== What you should do ==
Scan the records for the string "image", then copy each line that has it.

——

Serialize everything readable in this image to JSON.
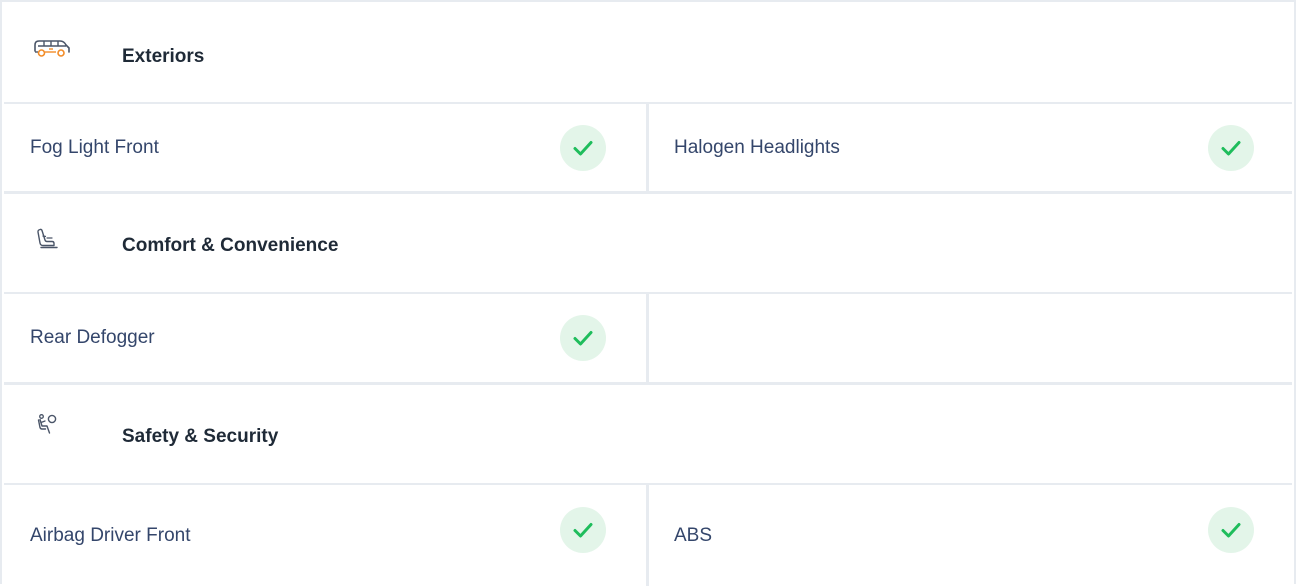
{
  "sections": [
    {
      "title": "Exteriors",
      "icon": "car-icon",
      "features": [
        {
          "label": "Fog Light Front",
          "available": true
        },
        {
          "label": "Halogen Headlights",
          "available": true
        }
      ]
    },
    {
      "title": "Comfort & Convenience",
      "icon": "car-seat-icon",
      "features": [
        {
          "label": "Rear Defogger",
          "available": true
        }
      ]
    },
    {
      "title": "Safety & Security",
      "icon": "airbag-icon",
      "features": [
        {
          "label": "Airbag Driver Front",
          "available": true
        },
        {
          "label": "ABS",
          "available": true
        }
      ]
    }
  ],
  "colors": {
    "accent_orange": "#f28c28",
    "check_green": "#1fbd5c",
    "check_bg": "#e3f5e9",
    "border": "#e7ebf0"
  }
}
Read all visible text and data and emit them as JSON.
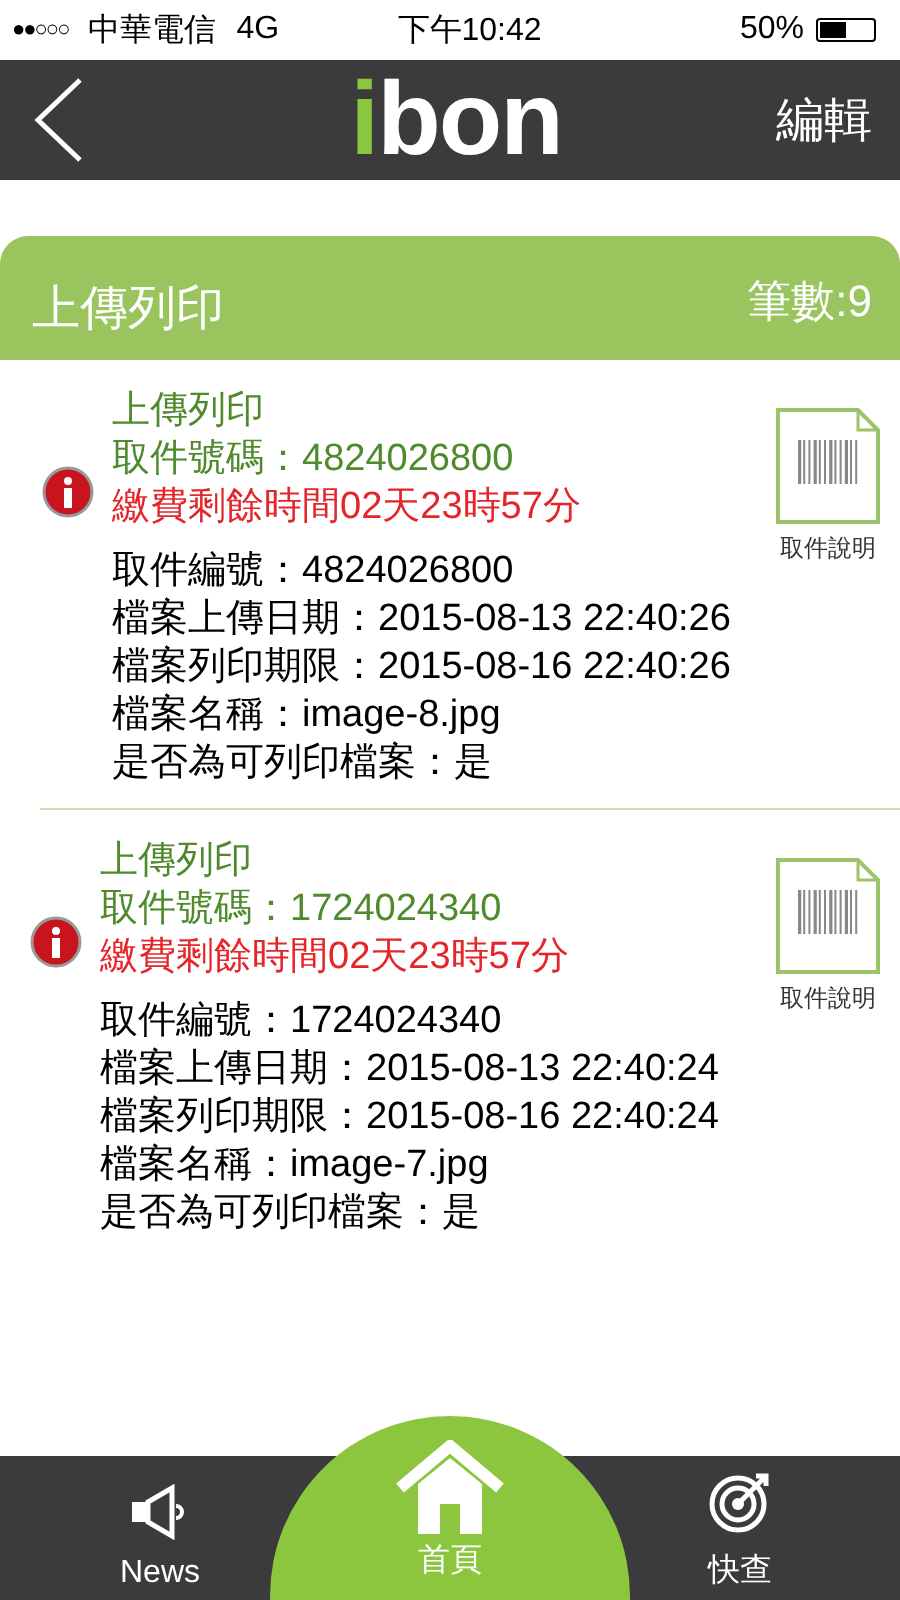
{
  "status_bar": {
    "signal": "●●○○○",
    "carrier": "中華電信",
    "network": "4G",
    "time": "下午10:42",
    "battery": "50%",
    "battery_icon": {
      "level": 0.5
    }
  },
  "nav_bar": {
    "logo": "ibon",
    "action": "編輯"
  },
  "section": {
    "title": "上傳列印",
    "count": "筆數:9"
  },
  "items": [
    {
      "title": "上傳列印",
      "code": "取件號碼：4824026800",
      "remaining": "繳費剩餘時間02天23時57分",
      "help": "取件說明",
      "details": [
        "取件編號：4824026800",
        "檔案上傳日期：2015-08-13 22:40:26",
        "檔案列印期限：2015-08-16 22:40:26",
        "檔案名稱：image-8.jpg",
        "是否為可列印檔案：是"
      ]
    },
    {
      "title": "上傳列印",
      "code": "取件號碼：1724024340",
      "remaining": "繳費剩餘時間02天23時57分",
      "help": "取件說明",
      "details": [
        "取件編號：1724024340",
        "檔案上傳日期：2015-08-13 22:40:24",
        "檔案列印期限：2015-08-16 22:40:24",
        "檔案名稱：image-7.jpg",
        "是否為可列印檔案：是"
      ]
    }
  ],
  "tab_bar": [
    {
      "kind": "news",
      "label": "News",
      "selected": false
    },
    {
      "kind": "home",
      "label": "首頁",
      "selected": true
    },
    {
      "kind": "search",
      "label": "快查",
      "selected": false
    }
  ]
}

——

== Exercise answer ==
Serialize everything readable in this image to JSON.
        "檔案名稱：image-8.jpg",
        "檔案名稱：image-7.jpg",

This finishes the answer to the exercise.